◆ WHAT YOU ARE ASKED TO DO: The number of lines holding "properties" is all you should give; count them in the records below.

BEGIN INPUT RECORDS

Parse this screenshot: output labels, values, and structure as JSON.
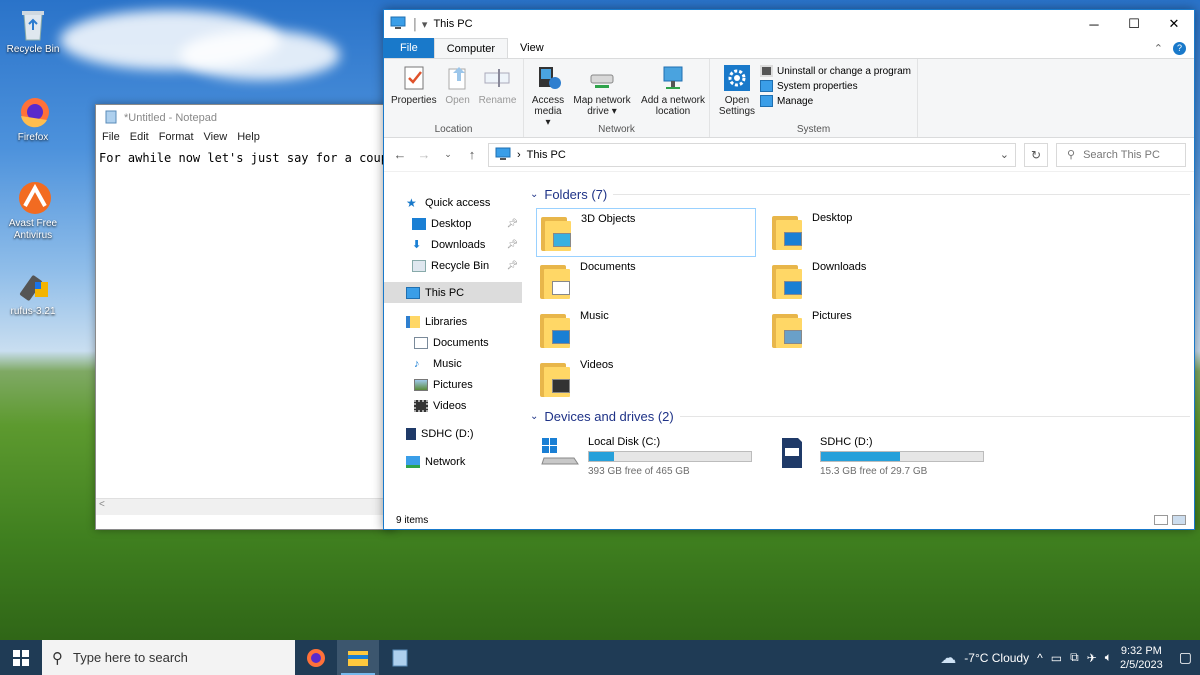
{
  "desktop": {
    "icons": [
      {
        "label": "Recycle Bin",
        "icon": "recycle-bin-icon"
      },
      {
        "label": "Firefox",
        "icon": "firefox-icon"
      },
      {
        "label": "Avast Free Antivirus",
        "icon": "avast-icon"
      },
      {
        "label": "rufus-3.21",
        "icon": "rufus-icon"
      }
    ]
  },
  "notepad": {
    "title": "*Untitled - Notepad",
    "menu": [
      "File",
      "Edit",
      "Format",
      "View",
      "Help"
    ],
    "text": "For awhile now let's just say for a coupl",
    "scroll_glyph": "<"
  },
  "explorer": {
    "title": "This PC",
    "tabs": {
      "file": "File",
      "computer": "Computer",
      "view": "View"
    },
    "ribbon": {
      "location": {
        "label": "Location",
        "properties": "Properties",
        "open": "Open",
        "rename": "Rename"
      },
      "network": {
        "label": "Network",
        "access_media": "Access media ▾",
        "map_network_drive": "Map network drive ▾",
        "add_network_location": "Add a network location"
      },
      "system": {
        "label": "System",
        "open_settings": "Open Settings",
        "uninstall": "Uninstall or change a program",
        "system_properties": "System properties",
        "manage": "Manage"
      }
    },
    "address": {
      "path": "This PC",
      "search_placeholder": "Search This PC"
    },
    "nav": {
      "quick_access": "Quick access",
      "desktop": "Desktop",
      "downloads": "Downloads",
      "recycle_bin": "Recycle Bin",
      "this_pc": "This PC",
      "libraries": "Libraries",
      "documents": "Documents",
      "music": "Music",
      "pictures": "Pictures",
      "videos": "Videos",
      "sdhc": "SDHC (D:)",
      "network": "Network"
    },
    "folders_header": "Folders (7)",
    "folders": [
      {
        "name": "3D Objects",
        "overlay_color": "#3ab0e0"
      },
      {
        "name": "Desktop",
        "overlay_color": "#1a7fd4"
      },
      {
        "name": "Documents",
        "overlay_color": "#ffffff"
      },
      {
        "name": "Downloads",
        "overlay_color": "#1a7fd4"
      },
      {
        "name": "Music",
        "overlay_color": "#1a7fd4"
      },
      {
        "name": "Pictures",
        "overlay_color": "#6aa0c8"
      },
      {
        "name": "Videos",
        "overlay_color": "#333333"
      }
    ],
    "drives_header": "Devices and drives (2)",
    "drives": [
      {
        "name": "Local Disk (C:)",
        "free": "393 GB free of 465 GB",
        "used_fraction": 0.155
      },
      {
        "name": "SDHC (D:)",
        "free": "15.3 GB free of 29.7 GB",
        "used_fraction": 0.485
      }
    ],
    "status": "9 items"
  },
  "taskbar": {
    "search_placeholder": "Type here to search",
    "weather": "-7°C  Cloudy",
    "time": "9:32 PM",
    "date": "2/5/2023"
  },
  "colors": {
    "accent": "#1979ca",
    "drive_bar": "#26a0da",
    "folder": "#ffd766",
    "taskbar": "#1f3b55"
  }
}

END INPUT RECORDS

◆ ANSWER SECTION: 2